I have to champion a silent film because that’s my area of specialty. We’re showing the Ernst Lubitsch film, So This Is Paris, which I think is the kind of film that can really change the way that people think they think they know about silent films. It’s just incredibly dynamic and engaging. The acting is just spectacular. Ernst Lubitsch, who is one of the most important directors in the history of filmmaking has such an important kind of personal story as an immigrant filmmaker. We can see how what came to be known as Lubitsch touch—these kinds of really witty, sophisticated, romantic comedies that he directed. We see how he’s developing that even during the silent period. It also has this really crazy Charleston musical number. People don’t necessarily think that silent films have musical numbers but this one does so I definitely want to direct people to that film.
And then, we have an essentials collection of films that’s going to be screened on HBO Max. One of those is my favorite Hitchcock film, North by Northwest, which I think is just—he loved trains and clocks. It’s a film that is paced just perfectly. Cary Grant is always amazing to watch. It’s a film that I think will really help people to understand the complexity and just the care that Hitchcock brought to his work. That’s one that I could watch over and over and over and over again. I’ve taught precisely because I think that it’s such a masterful film.

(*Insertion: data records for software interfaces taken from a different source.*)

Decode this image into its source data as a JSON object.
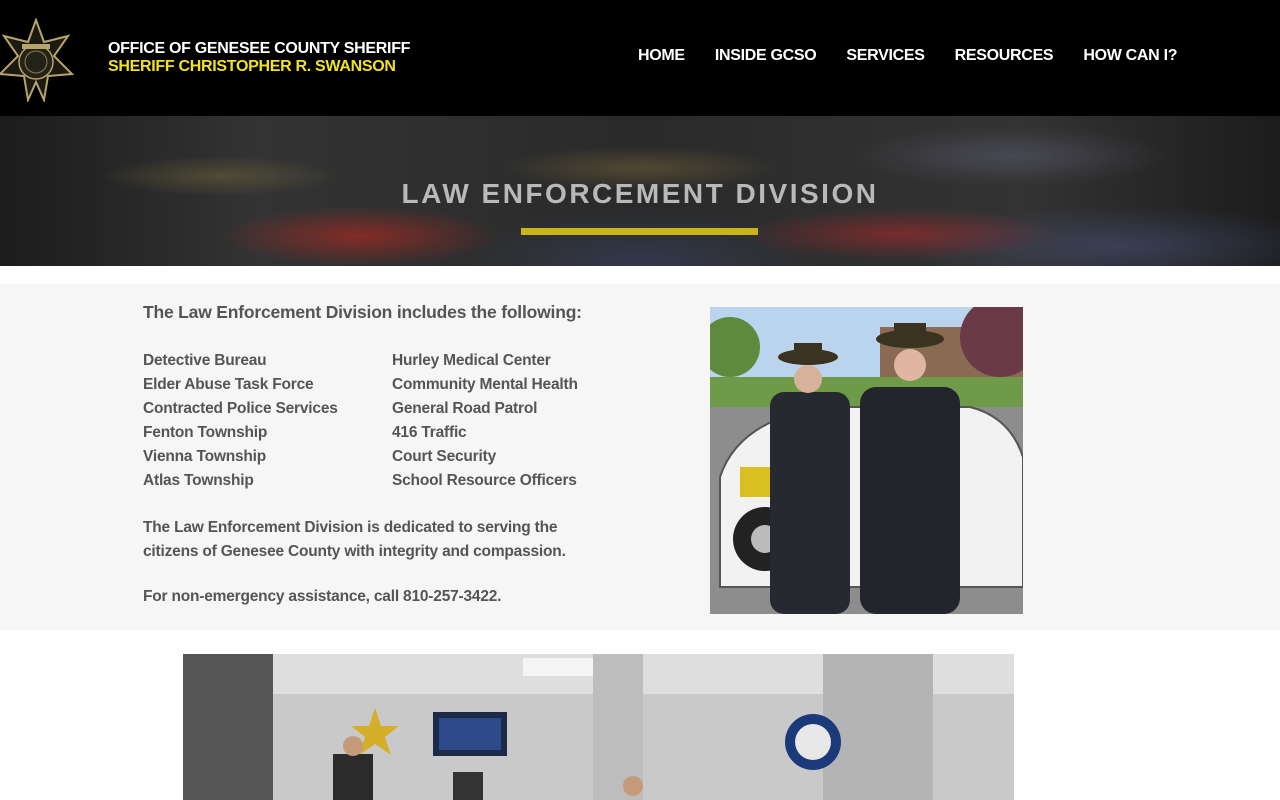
{
  "header": {
    "org_line1": "OFFICE OF GENESEE COUNTY SHERIFF",
    "org_line2": "SHERIFF CHRISTOPHER R. SWANSON",
    "nav": [
      "HOME",
      "INSIDE GCSO",
      "SERVICES",
      "RESOURCES",
      "HOW CAN I?"
    ]
  },
  "banner": {
    "title": "LAW ENFORCEMENT DIVISION",
    "rule_color": "#c9b518"
  },
  "content": {
    "intro": "The Law Enforcement Division includes the following:",
    "col_left": [
      "Detective Bureau",
      "Elder Abuse Task Force",
      "Contracted Police Services",
      "Fenton Township",
      "Vienna Township",
      "Atlas Township"
    ],
    "col_right": [
      "Hurley Medical Center",
      "Community Mental Health",
      "General Road Patrol",
      "416 Traffic",
      "Court Security",
      "School Resource Officers"
    ],
    "description_line1": "The Law Enforcement Division is dedicated to serving the",
    "description_line2": "citizens of Genesee County with integrity and compassion.",
    "phone_note": "For non-emergency assistance, call 810-257-3422."
  },
  "colors": {
    "header_bg": "#000000",
    "accent_yellow": "#f2e21e",
    "info_bg": "#f6f6f6"
  }
}
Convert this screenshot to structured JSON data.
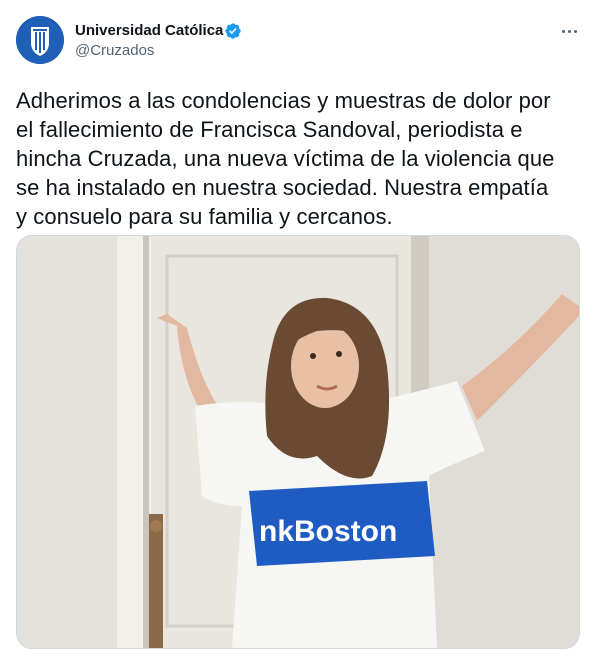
{
  "author": {
    "name": "Universidad Católica",
    "handle": "@Cruzados",
    "verified": true
  },
  "tweet": {
    "lines": [
      "Adherimos a las condolencias y muestras de dolor por",
      "el fallecimiento de Francisca Sandoval, periodista e",
      "hincha Cruzada, una nueva víctima de la violencia que",
      "se ha instalado en nuestra sociedad. Nuestra empatía",
      "y consuelo para su familia y cercanos."
    ]
  },
  "photo": {
    "shirt_text": "nkBoston"
  },
  "icons": {
    "avatar": "university-crest-icon",
    "verified": "verified-badge-icon",
    "more": "more-options-icon"
  },
  "colors": {
    "brand_blue": "#1f5fb8",
    "verified_blue": "#1d9bf0",
    "handle_gray": "#536471",
    "text": "#0f1419"
  }
}
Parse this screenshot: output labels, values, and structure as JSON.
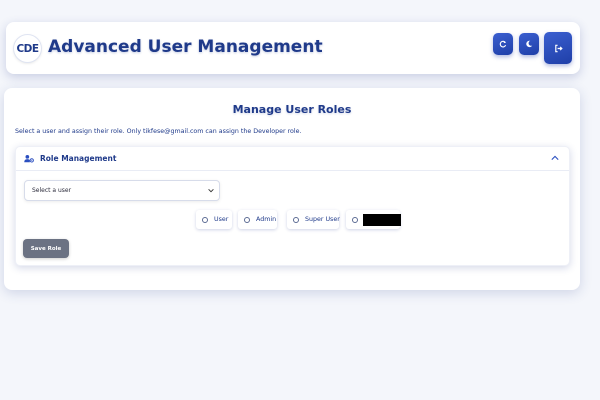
{
  "header": {
    "logo_text": "CDE",
    "title": "Advanced User Management",
    "buttons": {
      "refresh_icon": "refresh-icon",
      "theme_icon": "moon-icon",
      "logout_icon": "logout-icon"
    }
  },
  "panel": {
    "title": "Manage User Roles",
    "instruction": "Select a user and assign their role. Only tikfese@gmail.com can assign the Developer role."
  },
  "card": {
    "title": "Role Management",
    "header_icon": "user-gear-icon",
    "collapse_icon": "chevron-up-icon"
  },
  "user_select": {
    "value": "Select a user"
  },
  "roles": [
    {
      "label": "User",
      "selected": false
    },
    {
      "label": "Admin",
      "selected": false
    },
    {
      "label": "Super User",
      "selected": false
    },
    {
      "label": "",
      "selected": false,
      "redacted": true
    }
  ],
  "save_button": {
    "label": "Save Role"
  },
  "colors": {
    "accent": "#1f3a8a",
    "button_blue": "#2b4fc0",
    "save_gray": "#6b7283",
    "background": "#f4f6fb"
  }
}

What would be your favorite year in film as far as classic films go?
Jacqueline Stewart: Oh, that’s such a hard question. Can I just give the easy 1939 answer? I’ll just give that one—the greatest year. This comes from having had a lot of conversation about Gone with the Wind. And yet, I still think that it’s a film that raises such important questions and it achieved so much in terms of its style and in terms of its box office and cultural impact. Thinking about that film and of course, The Wizard of Oz—the way that that Technicolor was really opening up the ways that people could think about both the realism and the fantasy aspects of filmmaking. I think I’d have to stick with 1939.
Dave Karger: Mine’s not too far off. I would say 1942. I love Mrs. Miniver. I know it’s very sentimental and little button-pushing but I think it’s very effective by William Wyler. There’s a lot of other great movies that were released that year like The Magnificent Ambersons, Talk of the Town, which is a great kind of intimate, three character essentially film. Random Harvest is the same year but the other (inaudible) is because it includes one of my favorite unsung movies of all time, which is The Man Who Came to Dinner, a movie that we show occasionally on TCM particularly around the holiday time and a movie that I just tell everyone about whenever we show it because I think Monty Wooley in that movie as Sheridan Whiteside is just so delicious and fun to watch. That’s the classic movie that I could watch over and over again. I love that year. It doesn’t get talked about—oh, and Yankee Doodle Dandy is that year, too. A great musical.